Rebuilding Ireland, the Government’s Action Plan for Housing and Homelessness, relies far too heavily on market-based solutions to the problems facing Irish housing. Because of this, it will fail in its stated objective of developing an ‘affordable, stable and sustainable’ housing system.
10th of October 2017 was Budget Day, and also World Homeless Day. It could have been the day the Irish Government committed to enshrining a right to housing in our Constitution, which would have had far-reaching implications for people experiencing homelessness.
The Jesuit Centre for Faith and Justice recently made a submission to the Citizens’ Assembly on the topic “Making Ireland a Leader in Tackling Climate Change”.
The Jesuit Centre for Faith and Justice is a faith-based organisation working to combat injustice and marginalisation in Irish society, through social analysis, education and advocacy.
The Centre highlights complex social issues, informs opinion and advocates for governmental policy change to create a fair and equitable society for all.
People in prison are amongst the most marginalised and vulnerable in our society. The majority have left school early, experience literacy and learning difficulties and have a history of unemployment... Click here to view all of our material on Penal Policy
Environmental protection has emerged as a key element of social justice debates in recent decades... Click here to view all of our material on Environmental Justice
The right to a safe and secure place to live is one of the most basic human rights, it is fundamental to enable people to live a dignified life... Click here to view all of our material on Housing Policy
In our political discourse, every question of human flourishing seems to be reduced to bottom-line thinking.
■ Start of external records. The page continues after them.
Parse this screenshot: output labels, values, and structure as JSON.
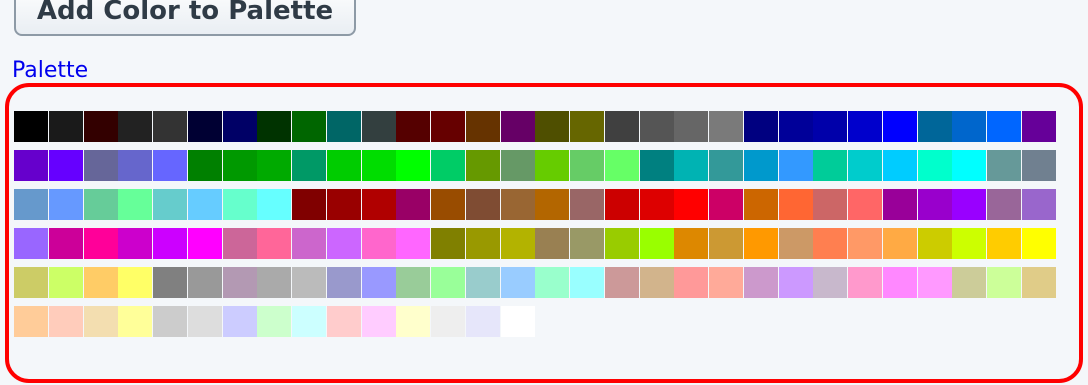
{
  "add_button_label": "Add Color to Palette",
  "palette_link_label": "Palette",
  "swatches": [
    "#000000",
    "#1a1a1a",
    "#330000",
    "#222222",
    "#333333",
    "#000033",
    "#000066",
    "#003300",
    "#006600",
    "#006666",
    "#333f3f",
    "#550000",
    "#660000",
    "#663300",
    "#660066",
    "#4f4f00",
    "#666600",
    "#404040",
    "#555555",
    "#666666",
    "#7a7a7a",
    "#000080",
    "#000099",
    "#0000aa",
    "#0000cc",
    "#0000ff",
    "#006699",
    "#0066cc",
    "#0066ff",
    "#660099",
    "#6600cc",
    "#6600ff",
    "#666699",
    "#6666cc",
    "#6666ff",
    "#008000",
    "#009900",
    "#00aa00",
    "#009966",
    "#00cc00",
    "#00dd00",
    "#00ff00",
    "#00cc66",
    "#669900",
    "#669966",
    "#66cc00",
    "#66cc66",
    "#66ff66",
    "#008080",
    "#00b3b3",
    "#339999",
    "#0099cc",
    "#3399ff",
    "#00cc99",
    "#00cccc",
    "#00ccff",
    "#00ffcc",
    "#00ffff",
    "#669999",
    "#708090",
    "#6699cc",
    "#6699ff",
    "#66cc99",
    "#66ff99",
    "#66cccc",
    "#66ccff",
    "#66ffcc",
    "#66ffff",
    "#800000",
    "#990000",
    "#b00000",
    "#990066",
    "#994c00",
    "#7f4c33",
    "#996633",
    "#b36600",
    "#996666",
    "#cc0000",
    "#dd0000",
    "#ff0000",
    "#cc0066",
    "#cc6600",
    "#ff6633",
    "#cc6666",
    "#ff6666",
    "#990099",
    "#9900cc",
    "#9900ff",
    "#996699",
    "#9966cc",
    "#9966ff",
    "#cc0099",
    "#ff0099",
    "#cc00cc",
    "#cc00ff",
    "#ff00ff",
    "#cc6699",
    "#ff6699",
    "#cc66cc",
    "#cc66ff",
    "#ff66cc",
    "#ff66ff",
    "#808000",
    "#999900",
    "#b3b300",
    "#998052",
    "#999966",
    "#99cc00",
    "#99ff00",
    "#dd8800",
    "#cc9933",
    "#ff9900",
    "#cc9966",
    "#ff7f50",
    "#ff9966",
    "#ffaa44",
    "#cccc00",
    "#ccff00",
    "#ffcc00",
    "#ffff00",
    "#cccc66",
    "#ccff66",
    "#ffcc66",
    "#ffff66",
    "#808080",
    "#999999",
    "#b399b3",
    "#aaaaaa",
    "#bbbbbb",
    "#9999cc",
    "#9999ff",
    "#99cc99",
    "#99ff99",
    "#99cccc",
    "#99ccff",
    "#99ffcc",
    "#99ffff",
    "#cc9999",
    "#d2b48c",
    "#ff9999",
    "#ffaa99",
    "#cc99cc",
    "#cc99ff",
    "#c8b8cc",
    "#ff99cc",
    "#ff88ff",
    "#ff99ff",
    "#cccc99",
    "#ccff99",
    "#e0cc88",
    "#ffcc99",
    "#ffccbb",
    "#f3deb0",
    "#ffff99",
    "#cccccc",
    "#dddddd",
    "#ccccff",
    "#ccffcc",
    "#ccffff",
    "#ffcccc",
    "#ffccff",
    "#ffffcc",
    "#eeeeee",
    "#e6e6fa",
    "#ffffff"
  ]
}
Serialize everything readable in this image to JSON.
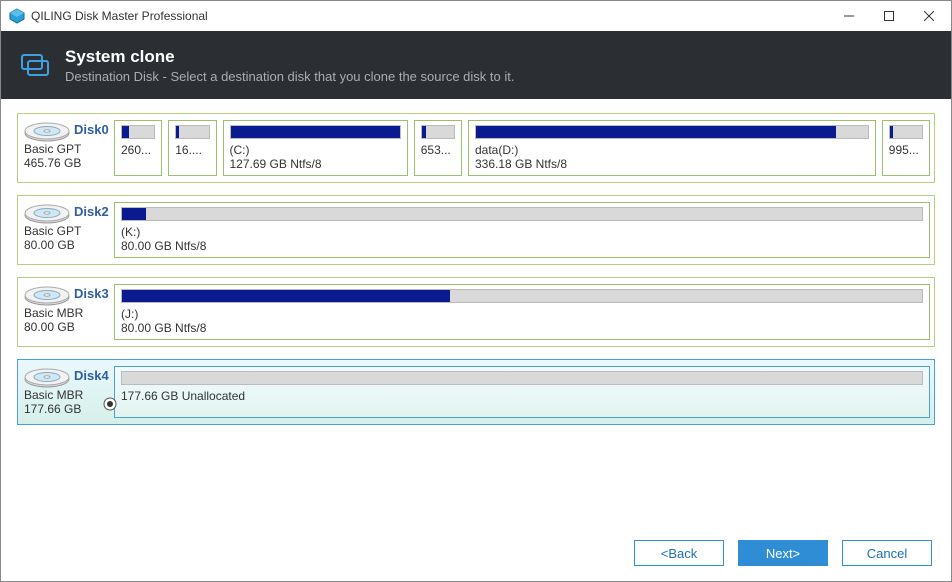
{
  "window": {
    "title": "QILING Disk Master Professional"
  },
  "header": {
    "title": "System clone",
    "subtitle": "Destination Disk - Select a destination disk that you clone the source disk to it."
  },
  "disks": [
    {
      "name": "Disk0",
      "type": "Basic GPT",
      "size": "465.76 GB",
      "selected": false,
      "partitions": [
        {
          "flex": 4,
          "fill": 22,
          "label1": "",
          "label2": "260..."
        },
        {
          "flex": 4,
          "fill": 10,
          "label1": "",
          "label2": "16...."
        },
        {
          "flex": 20,
          "fill": 100,
          "label1": "(C:)",
          "label2": "127.69 GB Ntfs/8"
        },
        {
          "flex": 4,
          "fill": 12,
          "label1": "",
          "label2": "653..."
        },
        {
          "flex": 46,
          "fill": 92,
          "label1": "data(D:)",
          "label2": "336.18 GB Ntfs/8"
        },
        {
          "flex": 4,
          "fill": 10,
          "label1": "",
          "label2": "995..."
        }
      ]
    },
    {
      "name": "Disk2",
      "type": "Basic GPT",
      "size": "80.00 GB",
      "selected": false,
      "partitions": [
        {
          "flex": 100,
          "fill": 3,
          "label1": "(K:)",
          "label2": "80.00 GB Ntfs/8"
        }
      ]
    },
    {
      "name": "Disk3",
      "type": "Basic MBR",
      "size": "80.00 GB",
      "selected": false,
      "partitions": [
        {
          "flex": 100,
          "fill": 41,
          "label1": "(J:)",
          "label2": "80.00 GB Ntfs/8"
        }
      ]
    },
    {
      "name": "Disk4",
      "type": "Basic MBR",
      "size": "177.66 GB",
      "selected": true,
      "partitions": [
        {
          "flex": 100,
          "fill": 0,
          "label1": "",
          "label2": "177.66 GB Unallocated"
        }
      ]
    }
  ],
  "buttons": {
    "back": "<Back",
    "next": "Next>",
    "cancel": "Cancel"
  }
}
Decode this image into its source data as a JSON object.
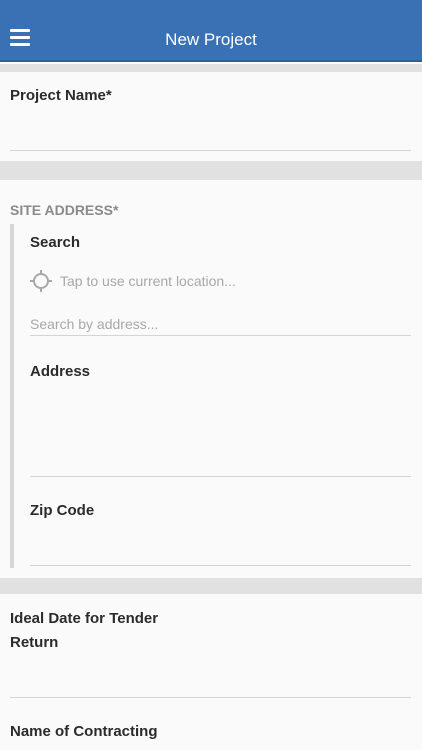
{
  "header": {
    "menu_icon": "hamburger-menu-icon",
    "title": "New Project",
    "color": "#3a71b5"
  },
  "project_name": {
    "label": "Project Name*",
    "value": ""
  },
  "site_address": {
    "section_label": "SITE ADDRESS*",
    "search": {
      "label": "Search",
      "location_icon": "crosshair-location-icon",
      "use_location_text": "Tap to use current location...",
      "placeholder": "Search by address..."
    },
    "address": {
      "label": "Address",
      "value": ""
    },
    "zip_code": {
      "label": "Zip Code",
      "value": ""
    }
  },
  "ideal_date": {
    "label_line1": "Ideal Date for Tender",
    "label_line2": "Return",
    "value": ""
  },
  "contracting": {
    "label": "Name of Contracting"
  }
}
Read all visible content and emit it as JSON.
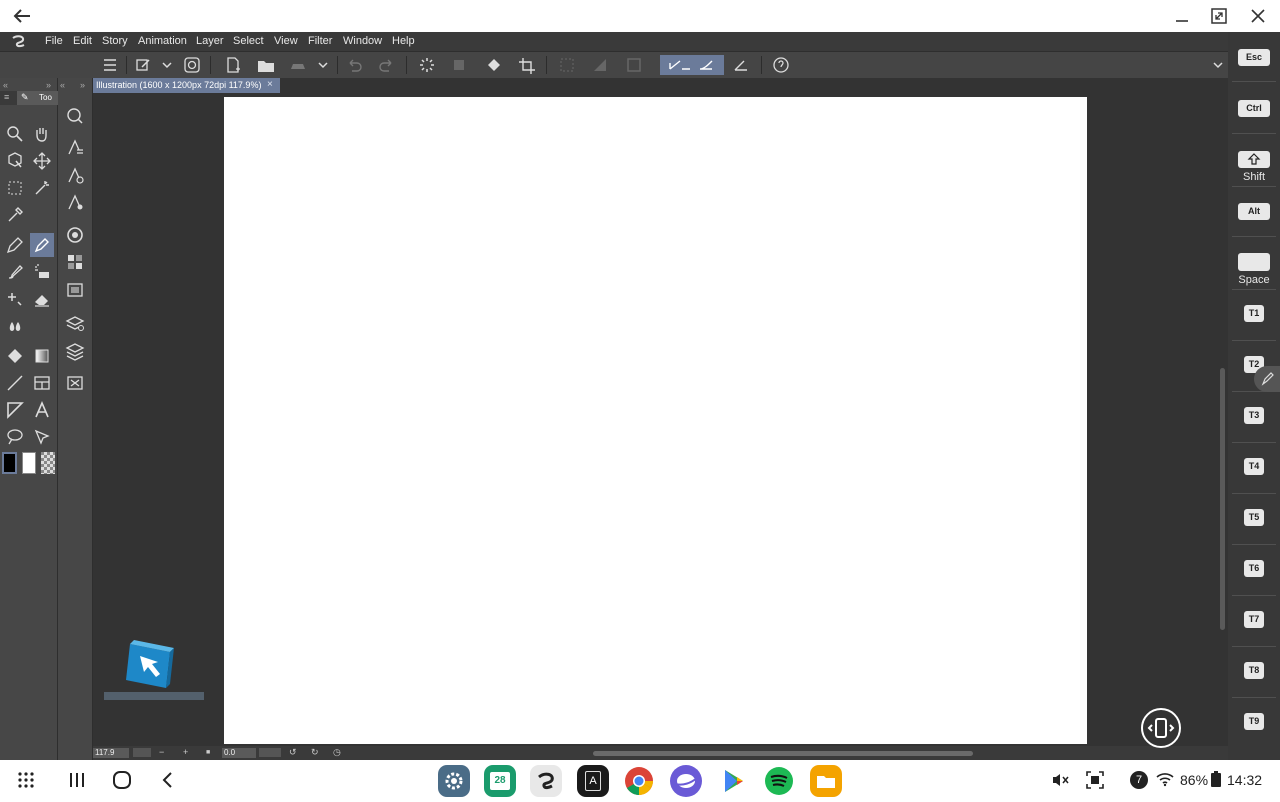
{
  "window": {
    "back_icon": "arrow-left-icon",
    "minimize_icon": "minimize-icon",
    "restore_icon": "restore-icon",
    "close_icon": "close-icon"
  },
  "menu": {
    "logo_icon": "clip-studio-logo-icon",
    "items": [
      "File",
      "Edit",
      "Story",
      "Animation",
      "Layer",
      "Select",
      "View",
      "Filter",
      "Window",
      "Help"
    ]
  },
  "toolbar_tab": {
    "label": "Too"
  },
  "document_tab": {
    "title": "Illustration (1600 x 1200px 72dpi 117.9%)",
    "close_glyph": "×"
  },
  "status": {
    "zoom": "117.9",
    "rotation": "0.0"
  },
  "keys": {
    "esc": "Esc",
    "ctrl": "Ctrl",
    "shift": "Shift",
    "alt": "Alt",
    "space": "Space",
    "t": [
      "T1",
      "T2",
      "T3",
      "T4",
      "T5",
      "T6",
      "T7",
      "T8",
      "T9"
    ]
  },
  "system": {
    "notification_count": "7",
    "battery": "86%",
    "time": "14:32"
  },
  "dock": [
    "settings-app-icon",
    "calendar-app-icon",
    "clip-studio-app-icon",
    "dex-app-icon",
    "chrome-app-icon",
    "internet-app-icon",
    "play-store-app-icon",
    "spotify-app-icon",
    "files-app-icon"
  ],
  "calendar_day": "28",
  "dex_letter": "A",
  "colors": {
    "accent": "#6b7b9a",
    "app_bg": "#3c3c3c",
    "canvas_bg": "#333333",
    "paper": "#ffffff"
  }
}
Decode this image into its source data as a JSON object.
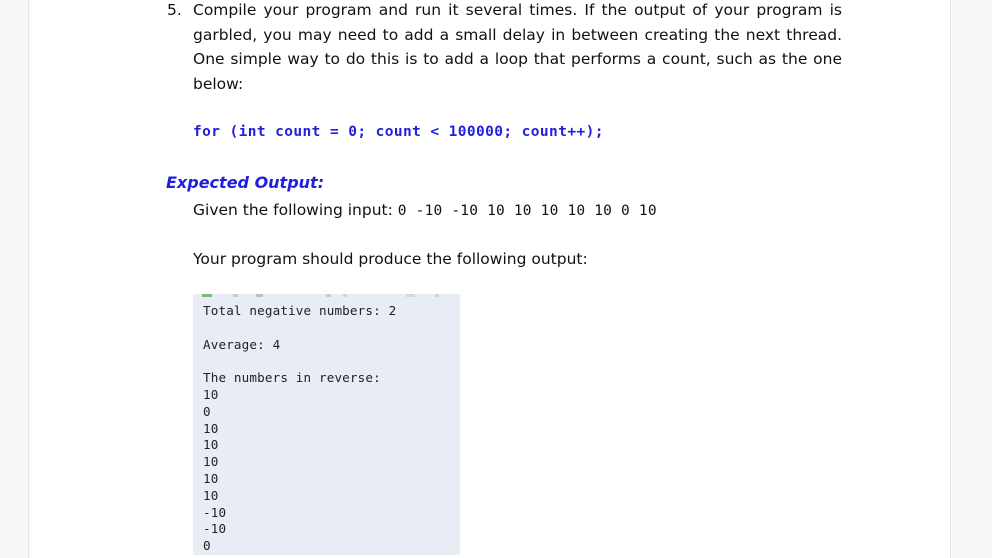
{
  "document": {
    "list_item": {
      "marker": "5.",
      "text": "Compile your program and run it several times. If the output of your program is garbled, you may need to add a small delay in between creating the next thread. One simple way to do this is to add a loop that performs a count, such as the one below:"
    },
    "code_snippet": "for (int count = 0; count < 100000; count++);",
    "expected_output_heading": "Expected Output:",
    "given_input_label": "Given the following input:",
    "given_input_values": "0 -10 -10 10 10 10 10 10 0 10",
    "produce_output_label": "Your program should produce the following output:",
    "console_output": {
      "lines": [
        "Total negative numbers: 2",
        "",
        "Average: 4",
        "",
        "The numbers in reverse:",
        "10",
        "0",
        "10",
        "10",
        "10",
        "10",
        "10",
        "-10",
        "-10",
        "0"
      ]
    }
  },
  "colors": {
    "code_blue": "#2020dd",
    "heading_blue": "#2020dd",
    "body_text": "#111111",
    "console_background": "#e8ecf5",
    "console_text": "#222226",
    "page_background": "#ffffff",
    "viewer_background": "#f6f7f9"
  }
}
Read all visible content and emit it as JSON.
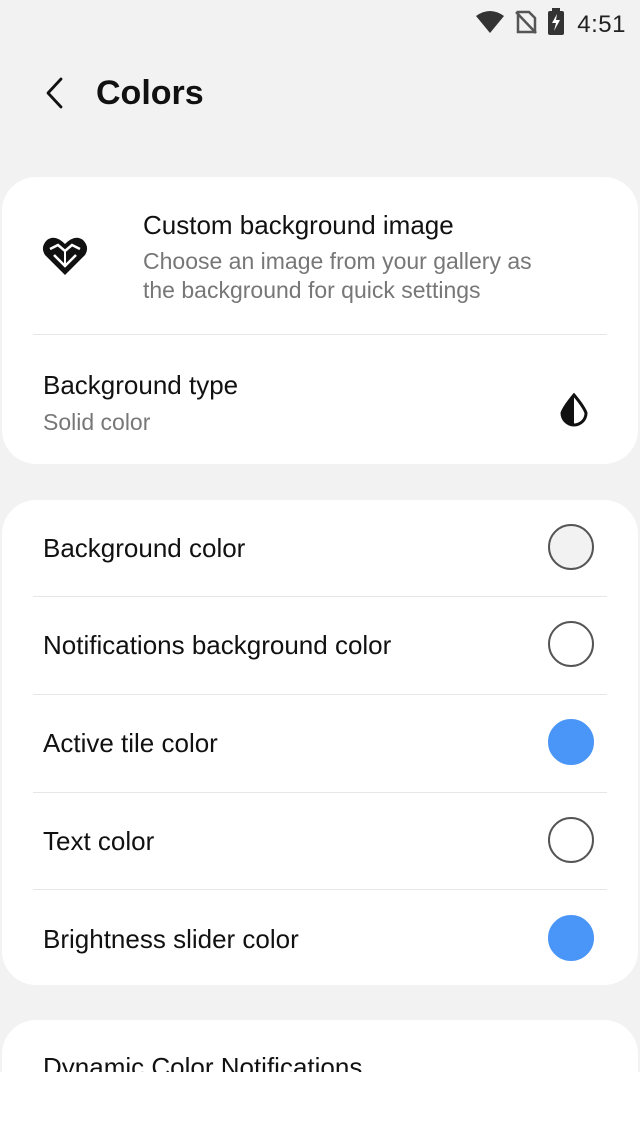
{
  "status_bar": {
    "time": "4:51",
    "icons": [
      "wifi-icon",
      "no-sim-icon",
      "battery-charging-icon"
    ]
  },
  "header": {
    "title": "Colors",
    "back_icon": "chevron-left-icon"
  },
  "card_background": {
    "custom_image": {
      "icon": "heart-image-icon",
      "title": "Custom background image",
      "subtitle_line1": "Choose an image from your gallery as",
      "subtitle_line2": "the background for quick settings"
    },
    "background_type": {
      "title": "Background type",
      "value": "Solid color",
      "icon": "contrast-drop-icon"
    }
  },
  "color_settings": {
    "items": [
      {
        "label": "Background color",
        "swatch_color": "#f2f2f2"
      },
      {
        "label": "Notifications background color",
        "swatch_color": "#ffffff"
      },
      {
        "label": "Active tile color",
        "swatch_color": "#4a96f8"
      },
      {
        "label": "Text color",
        "swatch_color": "#ffffff"
      },
      {
        "label": "Brightness slider color",
        "swatch_color": "#4a96f8"
      }
    ]
  },
  "next_section": {
    "partial_title": "Dynamic Color Notifications"
  },
  "colors": {
    "background": "#f2f2f2",
    "card": "#ffffff",
    "accent": "#4a96f8"
  }
}
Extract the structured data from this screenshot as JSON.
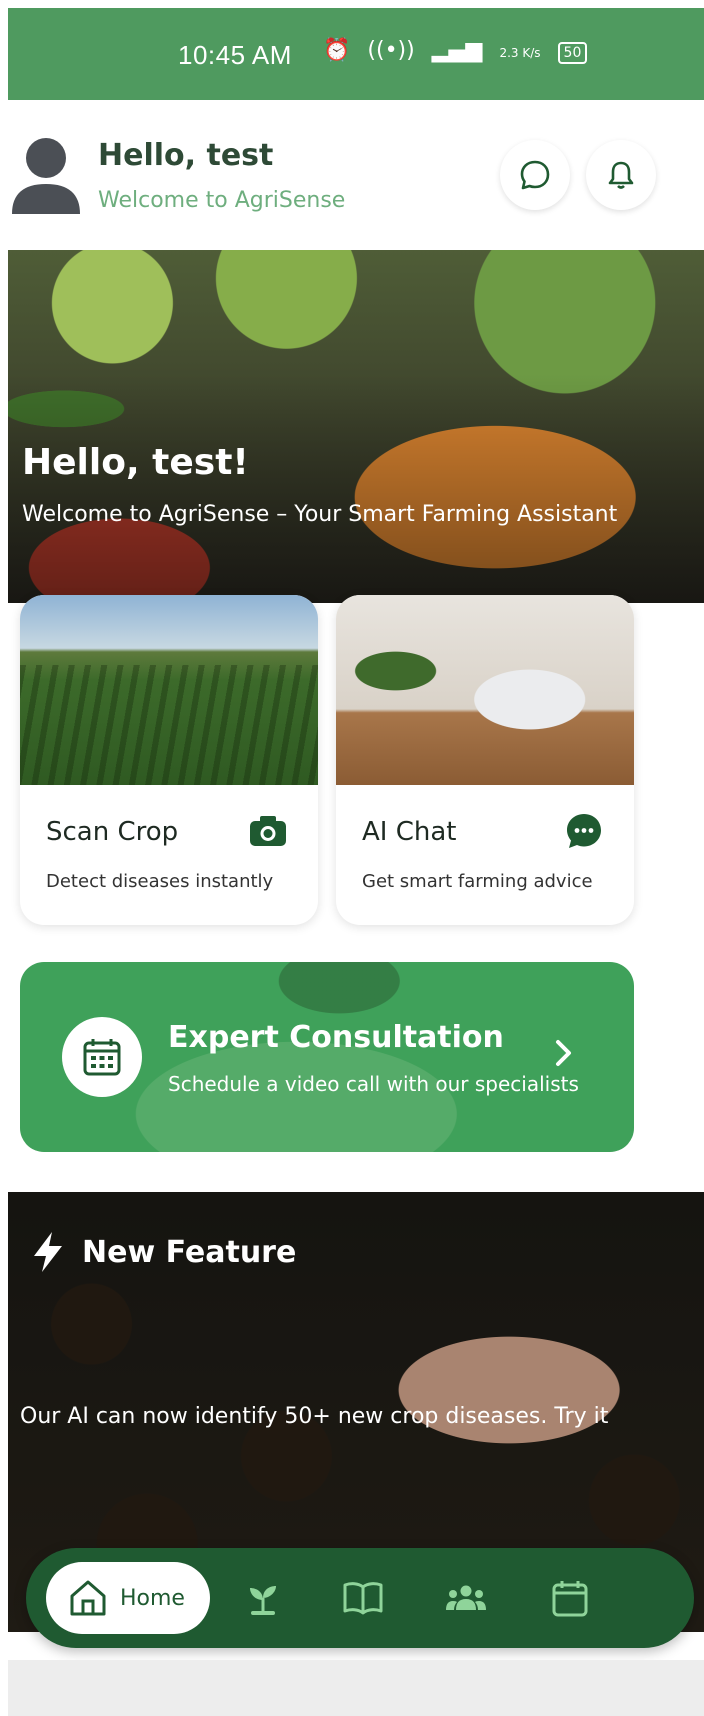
{
  "status_bar": {
    "time": "10:45 AM",
    "network_speed": "2.3 K/s",
    "battery": "50"
  },
  "header": {
    "greeting": "Hello, test",
    "subtitle": "Welcome to AgriSense"
  },
  "hero": {
    "title": "Hello, test!",
    "subtitle": "Welcome to AgriSense – Your Smart Farming Assistant"
  },
  "cards": [
    {
      "title": "Scan Crop",
      "description": "Detect diseases instantly",
      "icon": "camera-icon"
    },
    {
      "title": "AI Chat",
      "description": "Get smart farming advice",
      "icon": "chat-bubble-icon"
    }
  ],
  "consultation": {
    "title": "Expert Consultation",
    "subtitle": "Schedule a video call with our specialists"
  },
  "feature": {
    "title": "New Feature",
    "text": "Our AI can now identify 50+ new crop diseases. Try it"
  },
  "bottom_nav": {
    "home_label": "Home",
    "items": [
      "home-icon",
      "sprout-icon",
      "book-icon",
      "community-icon",
      "calendar-icon"
    ]
  },
  "colors": {
    "status_bar": "#4f9a5f",
    "primary_dark": "#1f5a31",
    "accent_green": "#3fa15a",
    "subtitle_green": "#6eae7e"
  }
}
This focus on riches impoverishes our shared discourse and has serious negative consequences for society Click here to view material on Economic Justice
The Jesuit Centre for Faith and Justice focuses on a number of other issues... Explore all here